For decades, physicists and astrophysicists have been wondering about the origin of the elements heavier than iron. To produce them for the stars, neutrons are needed, which, being uncharged, are easily captured by other ions, allowing the synthesis of elements such as Cadmium, Tugsten or Lead.
The most important source of neutrons in stars is the capture that generates a nucleus of 16O and releases a neutron by the process, 13C(α,n)16O, after a long experimental campaign of about 4 years, the international collaboration LUNA (Laboratory for Underground Nuclear Astrophysics), which operates at the Underground National Laboratory (LNGS) of INFN, measured the speed of this process with very high precision directly at stellar temperatures.
The results of this work were published in the American Physical Society's Physical Review Letters.
Gianluca Imbriani, spokesperson for the LUNA collaboration underlines that "our knowledge of the cross section of the process of capturing an alpha particle by a 13C nucleus, in the range of astrophysical energies, has so far been based on extrapolations from measurements to higher and from experiments based on indirect techniques, leading to great uncertainties in the determination of the production rate of neutrons in stars ”.
"About 50% of the elements heavier than iron present on Earth and in the Solar System were produced by stars with a mass slightly larger than that of the Sun, which lived before its formation 4.5 billion years ago - says Oscar Straniero, astrophysicist of INAF and collaborator of LUNA -. When they become red giants, ideal conditions develop within these stars for the activation of the 13C(α,n)16O process, which initiates the synthesis of heavy nuclei ".
"Thanks to the greatly reduced background level in the Gran Sasso underground laboratory - add Alba Formicola and Andreas Best, who coordinated the work for this measurement - LUNA is the only experiment to date that has managed to directly measure the process 13C(α,n)16O in the energy window of astrophysical interest, drastically reducing the uncertainties. This will have a great impact on the prediction of the formation of a series of heavy elements, the synthesis of which strongly depends on the speed of this process."

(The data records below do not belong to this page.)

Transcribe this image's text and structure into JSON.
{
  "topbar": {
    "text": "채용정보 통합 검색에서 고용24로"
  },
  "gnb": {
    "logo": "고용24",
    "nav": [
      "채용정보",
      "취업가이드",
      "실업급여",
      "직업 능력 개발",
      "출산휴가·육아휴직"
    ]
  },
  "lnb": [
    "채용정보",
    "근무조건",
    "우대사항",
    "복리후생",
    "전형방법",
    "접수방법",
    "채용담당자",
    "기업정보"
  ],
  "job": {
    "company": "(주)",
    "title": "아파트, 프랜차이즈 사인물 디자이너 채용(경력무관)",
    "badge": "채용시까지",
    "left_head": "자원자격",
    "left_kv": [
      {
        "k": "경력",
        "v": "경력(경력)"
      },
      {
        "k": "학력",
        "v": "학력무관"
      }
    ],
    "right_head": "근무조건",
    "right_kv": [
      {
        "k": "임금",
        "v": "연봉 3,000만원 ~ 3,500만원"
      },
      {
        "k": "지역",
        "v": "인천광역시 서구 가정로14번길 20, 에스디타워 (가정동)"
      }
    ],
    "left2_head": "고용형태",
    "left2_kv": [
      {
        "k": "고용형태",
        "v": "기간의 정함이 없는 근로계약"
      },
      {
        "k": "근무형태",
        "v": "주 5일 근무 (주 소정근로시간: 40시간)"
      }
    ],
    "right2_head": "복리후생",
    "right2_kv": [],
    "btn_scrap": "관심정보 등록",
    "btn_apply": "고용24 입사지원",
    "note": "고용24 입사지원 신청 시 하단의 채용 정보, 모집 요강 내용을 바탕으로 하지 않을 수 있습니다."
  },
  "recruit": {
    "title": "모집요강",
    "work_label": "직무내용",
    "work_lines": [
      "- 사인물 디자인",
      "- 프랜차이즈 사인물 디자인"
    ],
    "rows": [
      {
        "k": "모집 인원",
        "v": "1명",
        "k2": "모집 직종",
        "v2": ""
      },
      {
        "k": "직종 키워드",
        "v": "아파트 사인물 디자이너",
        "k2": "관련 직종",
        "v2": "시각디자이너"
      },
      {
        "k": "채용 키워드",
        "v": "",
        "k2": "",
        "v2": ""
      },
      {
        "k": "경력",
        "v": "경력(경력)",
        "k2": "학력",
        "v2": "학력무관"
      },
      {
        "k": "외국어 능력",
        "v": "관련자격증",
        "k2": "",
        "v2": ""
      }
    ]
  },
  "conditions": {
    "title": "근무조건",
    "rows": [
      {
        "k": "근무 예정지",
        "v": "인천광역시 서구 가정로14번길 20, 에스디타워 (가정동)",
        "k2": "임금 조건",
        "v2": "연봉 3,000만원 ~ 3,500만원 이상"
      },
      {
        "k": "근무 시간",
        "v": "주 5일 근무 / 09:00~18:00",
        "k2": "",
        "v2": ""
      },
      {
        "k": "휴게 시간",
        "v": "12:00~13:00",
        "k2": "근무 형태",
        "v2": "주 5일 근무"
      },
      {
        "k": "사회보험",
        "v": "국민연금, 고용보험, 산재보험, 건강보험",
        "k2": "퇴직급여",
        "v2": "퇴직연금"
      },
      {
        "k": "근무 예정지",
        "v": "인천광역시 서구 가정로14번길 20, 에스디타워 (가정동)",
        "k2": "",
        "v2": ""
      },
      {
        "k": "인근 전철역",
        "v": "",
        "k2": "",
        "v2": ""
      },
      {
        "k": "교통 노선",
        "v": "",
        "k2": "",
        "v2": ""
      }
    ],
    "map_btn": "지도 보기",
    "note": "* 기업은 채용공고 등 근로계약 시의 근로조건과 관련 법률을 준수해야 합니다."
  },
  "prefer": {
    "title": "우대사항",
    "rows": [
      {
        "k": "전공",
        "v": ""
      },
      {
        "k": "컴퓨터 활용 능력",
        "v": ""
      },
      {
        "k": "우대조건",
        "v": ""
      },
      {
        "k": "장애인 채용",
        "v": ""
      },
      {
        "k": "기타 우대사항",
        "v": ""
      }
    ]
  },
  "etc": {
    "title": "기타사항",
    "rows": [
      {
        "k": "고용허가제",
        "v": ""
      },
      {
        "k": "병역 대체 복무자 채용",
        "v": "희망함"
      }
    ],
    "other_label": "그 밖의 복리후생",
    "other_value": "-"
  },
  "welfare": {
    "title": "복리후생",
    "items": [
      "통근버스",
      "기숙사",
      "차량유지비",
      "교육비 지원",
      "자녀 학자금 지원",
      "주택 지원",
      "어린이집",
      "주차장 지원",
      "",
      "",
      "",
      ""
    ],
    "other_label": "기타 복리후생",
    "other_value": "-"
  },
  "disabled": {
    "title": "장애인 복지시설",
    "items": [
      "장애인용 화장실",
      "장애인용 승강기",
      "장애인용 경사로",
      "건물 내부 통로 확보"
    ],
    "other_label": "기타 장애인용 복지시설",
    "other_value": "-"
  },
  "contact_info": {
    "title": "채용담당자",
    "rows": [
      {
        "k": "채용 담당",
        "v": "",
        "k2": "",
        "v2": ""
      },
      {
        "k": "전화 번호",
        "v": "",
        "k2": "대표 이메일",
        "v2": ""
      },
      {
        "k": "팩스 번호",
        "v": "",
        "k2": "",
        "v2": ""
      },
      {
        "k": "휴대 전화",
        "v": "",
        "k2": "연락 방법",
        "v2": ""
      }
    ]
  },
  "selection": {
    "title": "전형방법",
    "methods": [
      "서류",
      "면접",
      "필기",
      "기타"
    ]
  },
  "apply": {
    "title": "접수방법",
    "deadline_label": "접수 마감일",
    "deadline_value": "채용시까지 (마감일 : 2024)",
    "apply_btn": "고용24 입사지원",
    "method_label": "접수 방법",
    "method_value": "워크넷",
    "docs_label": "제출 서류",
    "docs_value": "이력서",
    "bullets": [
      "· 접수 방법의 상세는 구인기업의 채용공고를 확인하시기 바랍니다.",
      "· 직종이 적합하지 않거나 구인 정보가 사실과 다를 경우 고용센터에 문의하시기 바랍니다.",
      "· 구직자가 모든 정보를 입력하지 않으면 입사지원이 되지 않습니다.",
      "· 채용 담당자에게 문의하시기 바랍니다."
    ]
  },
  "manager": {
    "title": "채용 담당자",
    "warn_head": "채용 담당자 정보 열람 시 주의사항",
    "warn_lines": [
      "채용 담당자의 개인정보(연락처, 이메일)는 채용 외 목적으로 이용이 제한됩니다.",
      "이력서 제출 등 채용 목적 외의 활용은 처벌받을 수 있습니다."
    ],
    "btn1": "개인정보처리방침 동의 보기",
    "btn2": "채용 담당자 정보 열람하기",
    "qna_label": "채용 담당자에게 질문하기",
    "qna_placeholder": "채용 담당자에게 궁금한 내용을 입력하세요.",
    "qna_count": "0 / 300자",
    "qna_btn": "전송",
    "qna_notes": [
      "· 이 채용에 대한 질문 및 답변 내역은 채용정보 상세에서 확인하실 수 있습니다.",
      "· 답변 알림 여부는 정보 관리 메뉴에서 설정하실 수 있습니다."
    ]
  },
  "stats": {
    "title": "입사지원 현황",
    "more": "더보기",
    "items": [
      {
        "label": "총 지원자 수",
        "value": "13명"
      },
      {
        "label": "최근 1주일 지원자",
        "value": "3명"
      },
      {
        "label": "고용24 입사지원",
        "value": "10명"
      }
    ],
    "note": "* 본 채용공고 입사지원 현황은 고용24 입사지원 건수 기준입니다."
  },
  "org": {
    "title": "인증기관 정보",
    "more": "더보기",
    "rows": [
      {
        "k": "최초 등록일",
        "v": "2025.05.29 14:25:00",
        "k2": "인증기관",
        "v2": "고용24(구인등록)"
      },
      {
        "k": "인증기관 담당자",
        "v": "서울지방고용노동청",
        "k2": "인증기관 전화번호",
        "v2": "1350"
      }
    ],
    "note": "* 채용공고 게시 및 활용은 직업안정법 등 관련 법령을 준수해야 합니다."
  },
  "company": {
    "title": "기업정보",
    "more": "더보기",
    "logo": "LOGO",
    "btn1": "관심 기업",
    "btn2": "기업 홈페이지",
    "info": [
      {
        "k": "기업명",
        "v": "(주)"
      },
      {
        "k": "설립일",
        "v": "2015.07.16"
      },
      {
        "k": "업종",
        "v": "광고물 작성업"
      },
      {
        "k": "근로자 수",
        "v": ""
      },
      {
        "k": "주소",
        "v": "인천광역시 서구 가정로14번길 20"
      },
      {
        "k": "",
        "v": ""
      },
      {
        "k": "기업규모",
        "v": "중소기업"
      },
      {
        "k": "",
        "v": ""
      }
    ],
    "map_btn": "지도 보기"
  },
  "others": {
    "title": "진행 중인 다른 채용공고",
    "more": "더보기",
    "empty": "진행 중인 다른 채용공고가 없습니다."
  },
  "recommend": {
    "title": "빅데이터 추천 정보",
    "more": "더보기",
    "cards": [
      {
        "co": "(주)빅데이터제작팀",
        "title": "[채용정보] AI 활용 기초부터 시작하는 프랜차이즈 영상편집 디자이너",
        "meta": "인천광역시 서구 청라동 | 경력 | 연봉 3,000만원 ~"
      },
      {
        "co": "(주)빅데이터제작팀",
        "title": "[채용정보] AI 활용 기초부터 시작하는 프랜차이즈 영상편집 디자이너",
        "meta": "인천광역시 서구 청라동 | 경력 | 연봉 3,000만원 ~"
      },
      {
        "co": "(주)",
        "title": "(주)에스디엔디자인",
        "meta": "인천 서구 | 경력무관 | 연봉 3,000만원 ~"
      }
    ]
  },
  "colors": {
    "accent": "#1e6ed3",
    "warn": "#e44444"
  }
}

"The LUNA experiment will continue its scientific activity in the next decade thanks to the LUNA-MV project - concludes Matthias Junker, local responsible for the Gran Sasso National Laboratories of the LUNA collaboration -, which will focus on the study of the key processes to determine the evolution of massive stars, important for understanding the chemical composition of the universe."
About 50 scientists from universities and research institutes from Italy, Germany, Hungary and the United Kingdom collaborate with LUNA. For this measurement a contribution in particular should be underlined, and it is that of the Atomki laboratory in Debrecen, Hungary, where targets necessary for this experiment have been developed.
REIS - 06.10.2021